Back home on Lake Ontario after something over 36,000 nm circumnavigator. Not surprisingly there is a lot of stuff I want to get done on Ainia both cosmetically and functionally. Getting an early start so it will be ready to go for next summer (Lake Superior?).
killarney_sailor is offline  
Quote Quick Reply Share with Facebook
post #39 of 51 Old 12-12-2011
For'n aft'r
 
Join Date: Nov 2011
Location: Toronto
Posts: 28
Thanks: 0
Thanked 0 Times in 0 Posts
Rep Power: 0
 
I love my boat and would never replace her. New designs leave me cold.
With epoxy a boat will last forever to say nothing of the teak and bronze.
I don't think modern boats can become heirlooms due to their lightness of build.
If I get to old to sail I'll get an electric launch. I have a torqeedo powered skiff that is the next best thing to sailing.
Ocarina II is offline  
Quote Quick Reply Share with Facebook
post #40 of 51 Old 12-12-2011
Senior Member
 
Join Date: Jan 2008
Posts: 288
Thanks: 1
Thanked 1 Time in 1 Post
Rep Power: 8
 
My current boat will certainly outlast me and my ability to sail her. Foredecks are not good for walkers!

genieskip
Northeast
J40
1991
genieskip is offline  
Quote Quick Reply Share with Facebook
Reply

Quick Reply
Message:
Options

By choosing to post the reply above you agree to the rules you agreed to when joining Sailnet.
Click Here to view those rules.

Register Now



In order to be able to post messages on the SailNet Community forums, you must first register.
Please enter your desired user name, your email address and other required details in the form below.
Please note: After entering 3 characters a list of Usernames already in use will appear and the list will disappear once a valid Username is entered.


User Name:
Password
Please enter a password for your user account. Note that passwords are case-sensitive.

Password:


Confirm Password:
Email Address
Please enter a valid email address for yourself.

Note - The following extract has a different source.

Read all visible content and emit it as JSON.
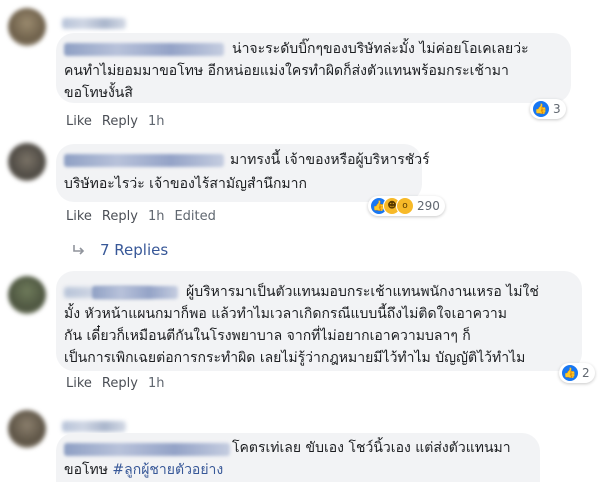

Email Address:
OR

Log-in









Human Verification

In order to verify that you are a human and not a spam bot, please enter the answer into the following box below based on the instructions contained in the graphic.




Currently Active Users Viewing This Thread: 1 (0 members and 1 guests)
 
Thread Tools
Show Printable Version Show Printable Version
Email this Page Email this Page



Similar Threads
Thread Thread Starter Forum Replies Last Post
Owning a boat long/cruising from long distance? utchuckd Cruising & Liveaboard Forum 5 04-21-2010 11:39 AM
How long will a polyethylene boat last ? LookingForCruiser Boat Review and Purchase Forum 11 01-23-2009 12:53 PM
How long will a fiberglass boat last sailbot Gear & Maintenance 11 04-30-2008 12:06 AM
What boat to buy for long voyage jbpray Boat Review and Purchase Forum 15 04-16-2008 11:22 PM
good boat for the long run with eventual very long trips in mind AmeriCdn Boat Review and Purchase Forum 2 07-24-2007 01:05 PM

Posting Rules  
You may post new threads
You may post replies
You may not post attachments
You may not edit your posts

BB code is On
Smilies are On
[IMG] code is On
HTML code is On
Trackbacks are On
Pingbacks are On
Refbacks are On

 
For the best viewing experience please update your browser to Google Chrome